Using the listing below, please gather every line containing the word "title".

**Data under study:**
○ ○ ○ ○ ○

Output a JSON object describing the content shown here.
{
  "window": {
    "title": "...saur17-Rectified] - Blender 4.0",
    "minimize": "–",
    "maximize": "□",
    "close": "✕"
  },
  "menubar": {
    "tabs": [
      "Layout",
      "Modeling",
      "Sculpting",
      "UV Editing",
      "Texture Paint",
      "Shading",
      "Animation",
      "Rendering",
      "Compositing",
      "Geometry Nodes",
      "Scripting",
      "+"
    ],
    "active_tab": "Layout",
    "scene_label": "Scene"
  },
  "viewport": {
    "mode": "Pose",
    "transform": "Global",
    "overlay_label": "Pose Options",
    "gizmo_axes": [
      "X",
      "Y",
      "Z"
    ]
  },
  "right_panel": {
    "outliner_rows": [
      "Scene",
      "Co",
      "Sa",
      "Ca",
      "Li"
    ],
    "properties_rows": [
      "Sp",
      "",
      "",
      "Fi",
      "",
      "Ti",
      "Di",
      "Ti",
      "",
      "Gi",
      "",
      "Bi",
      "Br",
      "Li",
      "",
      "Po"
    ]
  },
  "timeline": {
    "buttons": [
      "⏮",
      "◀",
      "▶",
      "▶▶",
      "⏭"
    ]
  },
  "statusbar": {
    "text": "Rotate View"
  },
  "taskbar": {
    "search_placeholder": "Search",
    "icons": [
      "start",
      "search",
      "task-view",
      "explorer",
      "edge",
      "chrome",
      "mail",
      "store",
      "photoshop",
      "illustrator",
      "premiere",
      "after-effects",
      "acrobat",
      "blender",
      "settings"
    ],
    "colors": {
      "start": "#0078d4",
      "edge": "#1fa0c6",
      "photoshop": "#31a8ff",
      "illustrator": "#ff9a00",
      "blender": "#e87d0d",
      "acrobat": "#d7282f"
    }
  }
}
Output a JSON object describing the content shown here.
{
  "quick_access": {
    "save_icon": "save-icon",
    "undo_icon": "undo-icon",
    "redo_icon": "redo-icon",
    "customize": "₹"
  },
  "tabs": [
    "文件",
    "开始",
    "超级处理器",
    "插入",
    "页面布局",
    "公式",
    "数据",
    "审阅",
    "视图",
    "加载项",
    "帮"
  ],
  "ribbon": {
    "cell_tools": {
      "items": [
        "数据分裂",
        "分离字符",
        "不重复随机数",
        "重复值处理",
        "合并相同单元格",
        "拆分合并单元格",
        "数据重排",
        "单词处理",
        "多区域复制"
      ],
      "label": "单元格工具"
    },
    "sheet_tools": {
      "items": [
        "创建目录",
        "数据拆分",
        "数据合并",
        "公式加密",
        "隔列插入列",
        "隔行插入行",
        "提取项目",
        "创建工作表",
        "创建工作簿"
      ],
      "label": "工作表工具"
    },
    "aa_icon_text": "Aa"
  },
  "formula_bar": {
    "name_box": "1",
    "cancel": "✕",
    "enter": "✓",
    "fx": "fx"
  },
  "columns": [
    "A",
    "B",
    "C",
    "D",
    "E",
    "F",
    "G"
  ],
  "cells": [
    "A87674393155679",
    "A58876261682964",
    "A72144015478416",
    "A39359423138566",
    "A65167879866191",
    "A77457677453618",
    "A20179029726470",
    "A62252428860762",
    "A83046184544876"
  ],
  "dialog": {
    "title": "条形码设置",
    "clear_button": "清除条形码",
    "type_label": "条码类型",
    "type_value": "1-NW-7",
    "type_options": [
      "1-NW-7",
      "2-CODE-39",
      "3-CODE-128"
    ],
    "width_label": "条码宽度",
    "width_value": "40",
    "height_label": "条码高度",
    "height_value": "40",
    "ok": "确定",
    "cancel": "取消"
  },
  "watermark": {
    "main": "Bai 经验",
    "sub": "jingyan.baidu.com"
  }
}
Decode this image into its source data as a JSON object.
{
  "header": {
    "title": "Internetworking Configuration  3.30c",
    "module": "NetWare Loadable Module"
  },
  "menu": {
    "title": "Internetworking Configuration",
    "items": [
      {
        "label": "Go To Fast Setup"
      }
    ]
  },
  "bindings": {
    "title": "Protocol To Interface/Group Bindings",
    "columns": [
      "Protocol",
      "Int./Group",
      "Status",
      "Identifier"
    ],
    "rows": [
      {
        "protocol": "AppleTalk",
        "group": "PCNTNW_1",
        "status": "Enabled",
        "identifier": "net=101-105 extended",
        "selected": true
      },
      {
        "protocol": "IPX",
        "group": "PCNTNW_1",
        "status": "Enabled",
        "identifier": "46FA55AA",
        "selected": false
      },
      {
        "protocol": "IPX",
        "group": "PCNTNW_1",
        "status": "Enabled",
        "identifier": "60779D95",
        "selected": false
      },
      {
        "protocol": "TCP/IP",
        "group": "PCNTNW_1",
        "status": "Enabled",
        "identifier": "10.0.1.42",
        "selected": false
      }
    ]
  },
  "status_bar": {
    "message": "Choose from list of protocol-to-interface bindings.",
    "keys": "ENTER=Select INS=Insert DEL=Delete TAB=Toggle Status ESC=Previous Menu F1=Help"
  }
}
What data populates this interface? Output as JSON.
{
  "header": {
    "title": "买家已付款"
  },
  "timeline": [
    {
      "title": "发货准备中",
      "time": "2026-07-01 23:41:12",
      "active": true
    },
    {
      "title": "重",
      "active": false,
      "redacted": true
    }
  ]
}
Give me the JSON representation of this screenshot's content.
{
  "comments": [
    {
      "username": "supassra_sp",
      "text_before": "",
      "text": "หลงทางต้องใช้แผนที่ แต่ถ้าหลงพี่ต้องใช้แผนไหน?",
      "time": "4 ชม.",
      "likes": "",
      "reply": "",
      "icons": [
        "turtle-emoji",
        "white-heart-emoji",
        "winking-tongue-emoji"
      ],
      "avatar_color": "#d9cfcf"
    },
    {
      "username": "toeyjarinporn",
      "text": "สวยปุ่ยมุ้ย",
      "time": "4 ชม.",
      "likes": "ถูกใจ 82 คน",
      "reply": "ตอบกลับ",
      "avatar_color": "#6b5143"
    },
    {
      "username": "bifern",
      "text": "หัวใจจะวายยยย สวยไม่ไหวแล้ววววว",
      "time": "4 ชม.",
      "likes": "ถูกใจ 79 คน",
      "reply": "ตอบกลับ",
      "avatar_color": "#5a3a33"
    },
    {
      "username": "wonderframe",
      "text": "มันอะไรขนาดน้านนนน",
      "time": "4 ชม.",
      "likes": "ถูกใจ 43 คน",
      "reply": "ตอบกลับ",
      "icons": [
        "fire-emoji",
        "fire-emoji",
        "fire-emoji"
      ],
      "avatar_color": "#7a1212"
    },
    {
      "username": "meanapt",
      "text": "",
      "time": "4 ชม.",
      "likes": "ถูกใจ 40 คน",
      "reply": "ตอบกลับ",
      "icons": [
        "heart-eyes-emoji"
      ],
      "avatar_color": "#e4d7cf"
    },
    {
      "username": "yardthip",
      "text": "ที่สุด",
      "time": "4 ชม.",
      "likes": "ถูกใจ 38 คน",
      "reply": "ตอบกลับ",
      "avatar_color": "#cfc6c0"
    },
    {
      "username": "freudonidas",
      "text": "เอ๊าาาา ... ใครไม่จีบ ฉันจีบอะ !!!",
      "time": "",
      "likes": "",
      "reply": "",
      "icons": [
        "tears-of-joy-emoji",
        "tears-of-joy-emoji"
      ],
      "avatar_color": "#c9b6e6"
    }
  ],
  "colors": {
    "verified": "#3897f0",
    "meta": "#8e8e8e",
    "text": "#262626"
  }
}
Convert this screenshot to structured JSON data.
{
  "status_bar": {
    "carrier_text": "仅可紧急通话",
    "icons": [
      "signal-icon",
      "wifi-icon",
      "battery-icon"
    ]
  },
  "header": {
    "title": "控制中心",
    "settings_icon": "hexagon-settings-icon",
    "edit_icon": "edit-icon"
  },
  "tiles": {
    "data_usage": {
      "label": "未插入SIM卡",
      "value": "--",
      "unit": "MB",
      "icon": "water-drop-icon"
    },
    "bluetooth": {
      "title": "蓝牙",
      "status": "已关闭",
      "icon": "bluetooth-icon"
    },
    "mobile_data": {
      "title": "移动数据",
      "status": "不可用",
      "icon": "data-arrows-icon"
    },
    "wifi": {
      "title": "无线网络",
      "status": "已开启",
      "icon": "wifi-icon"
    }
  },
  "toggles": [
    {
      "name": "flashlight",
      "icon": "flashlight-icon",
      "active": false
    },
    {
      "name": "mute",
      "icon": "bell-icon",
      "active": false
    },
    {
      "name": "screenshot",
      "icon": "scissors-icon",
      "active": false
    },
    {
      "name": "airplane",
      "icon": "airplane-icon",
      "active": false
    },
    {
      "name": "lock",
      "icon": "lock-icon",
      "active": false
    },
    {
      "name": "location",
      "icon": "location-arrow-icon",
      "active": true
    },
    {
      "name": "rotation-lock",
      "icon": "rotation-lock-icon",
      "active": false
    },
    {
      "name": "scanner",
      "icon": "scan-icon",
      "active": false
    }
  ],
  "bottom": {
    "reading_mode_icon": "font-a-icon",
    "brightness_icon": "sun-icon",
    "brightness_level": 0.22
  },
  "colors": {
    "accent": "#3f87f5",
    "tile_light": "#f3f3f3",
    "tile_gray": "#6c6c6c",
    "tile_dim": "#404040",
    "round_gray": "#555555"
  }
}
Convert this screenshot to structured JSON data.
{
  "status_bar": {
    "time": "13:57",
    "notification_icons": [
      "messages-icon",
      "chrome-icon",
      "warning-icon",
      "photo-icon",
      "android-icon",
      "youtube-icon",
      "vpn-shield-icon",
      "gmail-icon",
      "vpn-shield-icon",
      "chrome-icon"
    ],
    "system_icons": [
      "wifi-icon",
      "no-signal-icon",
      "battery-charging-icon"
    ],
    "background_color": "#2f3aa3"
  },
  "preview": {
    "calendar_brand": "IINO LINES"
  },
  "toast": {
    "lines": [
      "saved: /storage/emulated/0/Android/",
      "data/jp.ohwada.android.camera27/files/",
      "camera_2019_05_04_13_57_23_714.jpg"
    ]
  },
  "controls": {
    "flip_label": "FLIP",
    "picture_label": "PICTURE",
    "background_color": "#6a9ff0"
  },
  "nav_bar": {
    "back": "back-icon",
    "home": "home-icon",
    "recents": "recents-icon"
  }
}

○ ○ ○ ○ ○

**Task response:**
    "title": "...saur17-Rectified] - Blender 4.0",
    "title": "条形码设置",
    "title": "Internetworking Configuration  3.30c",
    "title": "Internetworking Configuration",
    "title": "Protocol To Interface/Group Bindings",
    "title": "买家已付款"
      "title": "发货准备中",
      "title": "重",
    "title": "控制中心",
      "title": "蓝牙",
      "title": "移动数据",
      "title": "无线网络",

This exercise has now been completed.